Excerpted records
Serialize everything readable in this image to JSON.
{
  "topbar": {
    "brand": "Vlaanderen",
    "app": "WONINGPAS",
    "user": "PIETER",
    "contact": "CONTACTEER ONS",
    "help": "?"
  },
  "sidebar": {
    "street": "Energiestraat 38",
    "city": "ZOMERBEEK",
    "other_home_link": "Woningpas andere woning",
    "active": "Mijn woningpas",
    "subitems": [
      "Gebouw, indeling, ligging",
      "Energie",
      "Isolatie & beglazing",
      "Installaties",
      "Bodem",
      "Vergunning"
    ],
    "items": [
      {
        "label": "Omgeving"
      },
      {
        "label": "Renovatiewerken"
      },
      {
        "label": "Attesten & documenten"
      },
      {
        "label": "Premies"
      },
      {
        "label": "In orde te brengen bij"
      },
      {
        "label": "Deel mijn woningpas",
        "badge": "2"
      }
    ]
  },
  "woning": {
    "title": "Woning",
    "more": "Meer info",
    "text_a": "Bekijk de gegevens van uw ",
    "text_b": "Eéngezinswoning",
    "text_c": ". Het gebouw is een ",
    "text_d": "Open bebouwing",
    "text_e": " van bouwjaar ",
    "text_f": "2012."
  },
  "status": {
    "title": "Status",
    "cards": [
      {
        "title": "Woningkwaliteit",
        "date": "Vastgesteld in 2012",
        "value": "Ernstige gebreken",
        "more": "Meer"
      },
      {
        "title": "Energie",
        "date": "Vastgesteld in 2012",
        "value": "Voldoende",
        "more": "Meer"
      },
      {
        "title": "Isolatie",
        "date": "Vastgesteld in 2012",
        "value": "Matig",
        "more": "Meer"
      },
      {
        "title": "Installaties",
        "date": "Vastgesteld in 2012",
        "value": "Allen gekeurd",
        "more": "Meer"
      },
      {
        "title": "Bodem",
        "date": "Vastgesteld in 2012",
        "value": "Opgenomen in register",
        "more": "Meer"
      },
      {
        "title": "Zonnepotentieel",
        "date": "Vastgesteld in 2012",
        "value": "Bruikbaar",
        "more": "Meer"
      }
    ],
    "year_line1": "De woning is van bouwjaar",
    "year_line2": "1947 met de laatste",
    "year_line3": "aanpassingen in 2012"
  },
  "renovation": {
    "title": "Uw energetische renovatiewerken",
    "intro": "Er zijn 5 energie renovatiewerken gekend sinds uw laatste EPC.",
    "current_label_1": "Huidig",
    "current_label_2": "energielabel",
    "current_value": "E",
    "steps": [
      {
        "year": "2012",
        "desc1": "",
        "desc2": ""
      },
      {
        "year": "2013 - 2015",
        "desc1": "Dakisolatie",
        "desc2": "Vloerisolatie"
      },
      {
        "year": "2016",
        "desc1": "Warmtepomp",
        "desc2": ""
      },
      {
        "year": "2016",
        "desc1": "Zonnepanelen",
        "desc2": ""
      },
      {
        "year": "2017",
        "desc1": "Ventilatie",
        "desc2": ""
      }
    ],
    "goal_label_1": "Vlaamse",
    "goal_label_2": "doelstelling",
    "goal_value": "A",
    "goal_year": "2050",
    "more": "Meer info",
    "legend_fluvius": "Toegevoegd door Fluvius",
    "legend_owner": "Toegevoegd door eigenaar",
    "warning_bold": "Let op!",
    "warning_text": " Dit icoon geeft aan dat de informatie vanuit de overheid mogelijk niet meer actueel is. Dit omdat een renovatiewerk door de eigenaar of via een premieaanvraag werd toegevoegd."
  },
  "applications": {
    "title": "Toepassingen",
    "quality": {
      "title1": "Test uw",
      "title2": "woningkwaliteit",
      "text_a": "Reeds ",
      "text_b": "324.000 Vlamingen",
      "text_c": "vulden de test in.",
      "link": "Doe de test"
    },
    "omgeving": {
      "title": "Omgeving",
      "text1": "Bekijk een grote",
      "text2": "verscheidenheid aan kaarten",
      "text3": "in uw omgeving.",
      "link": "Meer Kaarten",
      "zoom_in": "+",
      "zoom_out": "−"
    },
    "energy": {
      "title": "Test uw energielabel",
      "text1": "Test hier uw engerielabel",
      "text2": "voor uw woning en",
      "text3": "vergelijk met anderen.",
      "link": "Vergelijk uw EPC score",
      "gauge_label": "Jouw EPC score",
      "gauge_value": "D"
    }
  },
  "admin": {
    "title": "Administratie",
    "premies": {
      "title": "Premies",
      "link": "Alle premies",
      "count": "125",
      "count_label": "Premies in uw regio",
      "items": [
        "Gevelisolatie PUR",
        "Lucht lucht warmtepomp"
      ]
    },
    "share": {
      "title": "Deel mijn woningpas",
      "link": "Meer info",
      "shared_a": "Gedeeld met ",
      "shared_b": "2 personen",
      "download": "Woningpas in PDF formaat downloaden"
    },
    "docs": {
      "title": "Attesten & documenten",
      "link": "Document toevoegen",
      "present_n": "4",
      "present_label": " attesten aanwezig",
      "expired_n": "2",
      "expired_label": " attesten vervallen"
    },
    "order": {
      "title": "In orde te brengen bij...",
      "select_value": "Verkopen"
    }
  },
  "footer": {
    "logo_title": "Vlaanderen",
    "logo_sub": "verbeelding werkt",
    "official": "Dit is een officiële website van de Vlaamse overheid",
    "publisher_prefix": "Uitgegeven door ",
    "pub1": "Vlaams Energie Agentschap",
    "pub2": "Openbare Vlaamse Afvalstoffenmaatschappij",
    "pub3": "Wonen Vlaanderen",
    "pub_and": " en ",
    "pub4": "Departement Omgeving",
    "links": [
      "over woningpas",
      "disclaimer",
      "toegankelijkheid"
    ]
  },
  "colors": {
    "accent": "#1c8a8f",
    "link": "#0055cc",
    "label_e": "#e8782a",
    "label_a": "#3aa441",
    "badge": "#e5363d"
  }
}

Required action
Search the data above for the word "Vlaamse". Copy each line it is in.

Task result
    "goal_label_1": "Vlaamse",
    "official": "Dit is een officiële website van de Vlaamse overheid",
    "pub2": "Openbare Vlaamse Afvalstoffenmaatschappij",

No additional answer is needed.